One thing I love is the color functions that Sass provides. They make it really easy to stick with a color scheme, because you can use them to style your site with just a few colors without having to manually calculate RGB values. Jekyll is a static site generator, so these values get calculated at compile time. For example, it allows me to define my blog’s color scheme like so:
You can do more with Sass than just change the brightness of colors.
darken functions behave as you would expect, making the
color brighter or dimmer. Since this is the “neon” tapir, my base color is
rather bright. I use the
desaturate function to keep the link color
more closely resembling the brand color, then I
darken the result for

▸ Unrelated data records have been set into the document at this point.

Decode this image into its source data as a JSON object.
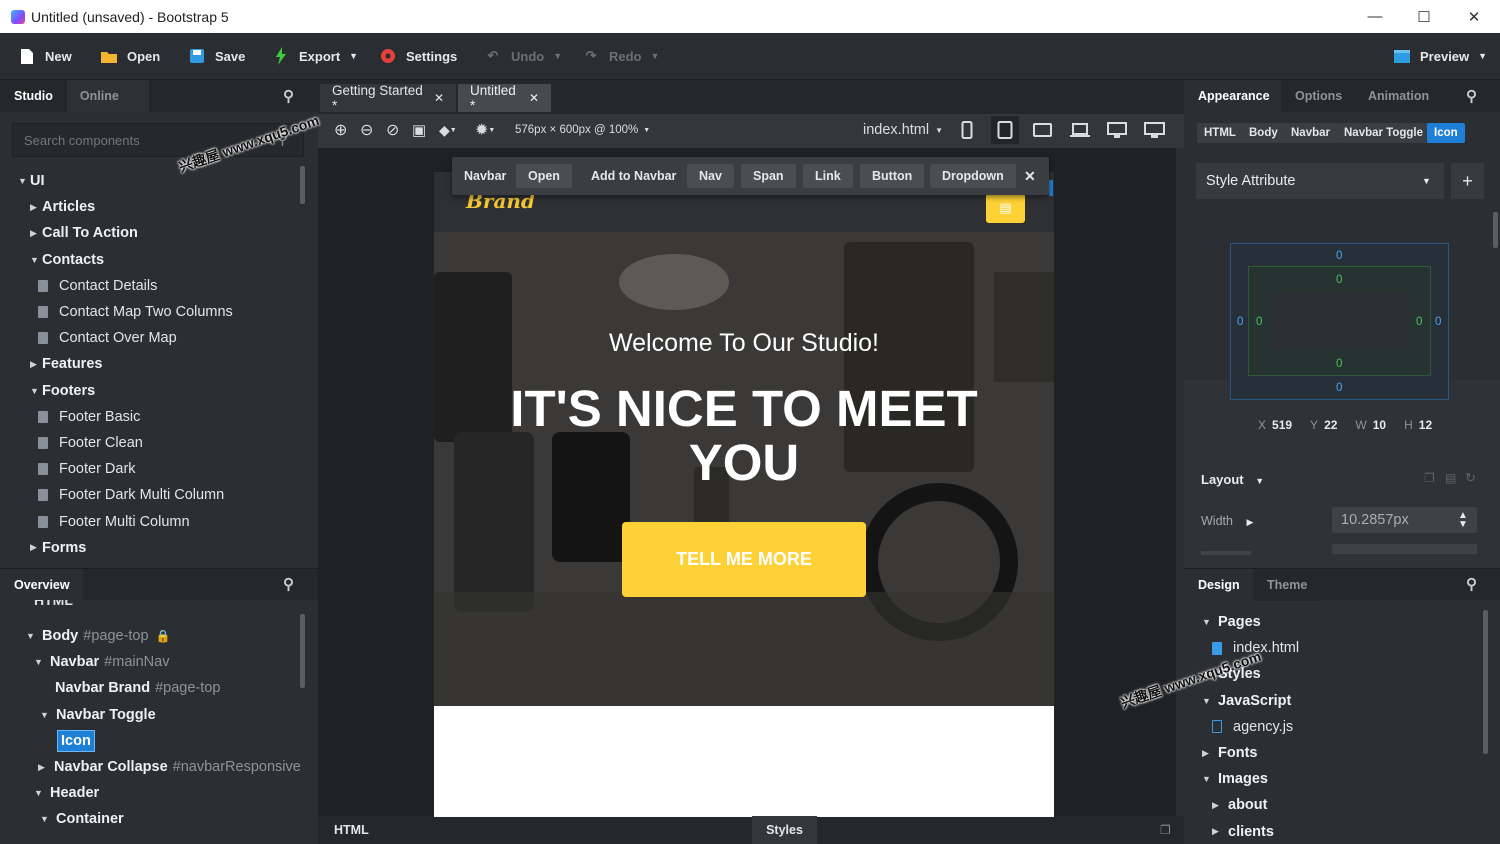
{
  "window": {
    "title": "Untitled (unsaved) - Bootstrap 5",
    "minimize": "—",
    "maximize": "☐",
    "close": "✕"
  },
  "toolbar": {
    "new": "New",
    "open": "Open",
    "save": "Save",
    "export": "Export",
    "settings": "Settings",
    "undo": "Undo",
    "redo": "Redo",
    "preview": "Preview"
  },
  "left_panel": {
    "tabs": [
      "Studio",
      "Online"
    ],
    "search_placeholder": "Search components",
    "tree": [
      {
        "label": "UI",
        "type": "group",
        "open": true
      },
      {
        "label": "Articles",
        "type": "folder",
        "open": false
      },
      {
        "label": "Call To Action",
        "type": "folder",
        "open": false
      },
      {
        "label": "Contacts",
        "type": "folder",
        "open": true
      },
      {
        "label": "Contact Details",
        "type": "item"
      },
      {
        "label": "Contact Map Two Columns",
        "type": "item"
      },
      {
        "label": "Contact Over Map",
        "type": "item"
      },
      {
        "label": "Features",
        "type": "folder",
        "open": false
      },
      {
        "label": "Footers",
        "type": "folder",
        "open": true
      },
      {
        "label": "Footer Basic",
        "type": "item"
      },
      {
        "label": "Footer Clean",
        "type": "item"
      },
      {
        "label": "Footer Dark",
        "type": "item"
      },
      {
        "label": "Footer Dark Multi Column",
        "type": "item"
      },
      {
        "label": "Footer Multi Column",
        "type": "item"
      },
      {
        "label": "Forms",
        "type": "folder",
        "open": false
      }
    ]
  },
  "overview": {
    "title": "Overview",
    "partial_top": "HTML",
    "rows": [
      {
        "label": "Body",
        "hint": "#page-top",
        "lock": "🔒"
      },
      {
        "label": "Navbar",
        "hint": "#mainNav"
      },
      {
        "label": "Navbar Brand",
        "hint": "#page-top"
      },
      {
        "label": "Navbar Toggle",
        "hint": ""
      },
      {
        "label": "Icon",
        "hint": ""
      },
      {
        "label": "Navbar Collapse",
        "hint": "#navbarResponsive"
      },
      {
        "label": "Header",
        "hint": ""
      },
      {
        "label": "Container",
        "hint": ""
      }
    ]
  },
  "editor": {
    "tabs": [
      {
        "label": "Getting Started *",
        "active": false
      },
      {
        "label": "Untitled *",
        "active": true
      }
    ],
    "viewport": "576px × 600px @ 100%",
    "file": "index.html",
    "bottom_tabs": [
      "HTML",
      "Styles"
    ]
  },
  "element_toolbar": [
    "Navbar",
    "Open",
    "Add to Navbar",
    "Nav",
    "Span",
    "Link",
    "Button",
    "Dropdown"
  ],
  "page": {
    "brand": "Brand",
    "subheading": "Welcome To Our Studio!",
    "heading_line1": "IT'S NICE TO MEET",
    "heading_line2": "YOU",
    "cta": "TELL ME MORE"
  },
  "right_panel": {
    "tabs": [
      "Appearance",
      "Options",
      "Animation"
    ],
    "breadcrumbs": [
      "HTML",
      "Body",
      "Navbar",
      "Navbar Toggle",
      "Icon"
    ],
    "style_select": "Style Attribute",
    "box_values": [
      "0",
      "0",
      "0",
      "0",
      "0",
      "0",
      "0",
      "0"
    ],
    "coords": {
      "x_label": "X",
      "x": "519",
      "y_label": "Y",
      "y": "22",
      "w_label": "W",
      "w": "10",
      "h_label": "H",
      "h": "12"
    },
    "layout_title": "Layout",
    "width_label": "Width",
    "width_value": "10.2857px",
    "accent": "#1e7fd6"
  },
  "design_panel": {
    "tabs": [
      "Design",
      "Theme"
    ],
    "tree": [
      {
        "label": "Pages",
        "type": "folder"
      },
      {
        "label": "index.html",
        "type": "file"
      },
      {
        "label": "Styles",
        "type": "folder"
      },
      {
        "label": "JavaScript",
        "type": "folder"
      },
      {
        "label": "agency.js",
        "type": "file"
      },
      {
        "label": "Fonts",
        "type": "folder"
      },
      {
        "label": "Images",
        "type": "folder"
      },
      {
        "label": "about",
        "type": "subfolder"
      },
      {
        "label": "clients",
        "type": "subfolder"
      }
    ]
  },
  "watermark": "兴趣屋 www.xqu5.com"
}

readability. For the pull quote color, I wanted it to stand out some, so
I used the
adjust-hue function to go a certain distance around the color
wheel. In my case, it turned a blue-green link color into a purer blue.
I figured out these values through trial and error, by reading through documentation and trying out individual functions on their own. However, I found a site that provides an interactive guide, A visual guide to Sass and Compass Color Functions. The site only offers a color picker, so I couldn’t get quite the exact hue I wanted. Nevertheless, a site like this greatly speeds up the process.
For example, I didn’t see the application of the
shade function to my color
scheme until I started looking at this site. However, I found in experimenting
that some of these color functions return results that can’t be used by other
ones. For example,
lighten(shade($color, 20%), 10%) throws an error in one of
the Jekyll converters.
The site showed me the effects of various functions, as well as allowing me to tweak the values without having to rebuild my site to see the changes. Had I used this site originally, I feel sure I would have ditched the neon green secondary coloring much faster. I think the goldenrod makes for a more readable design while still fitting in with the “neon” theme. Let me know what you think.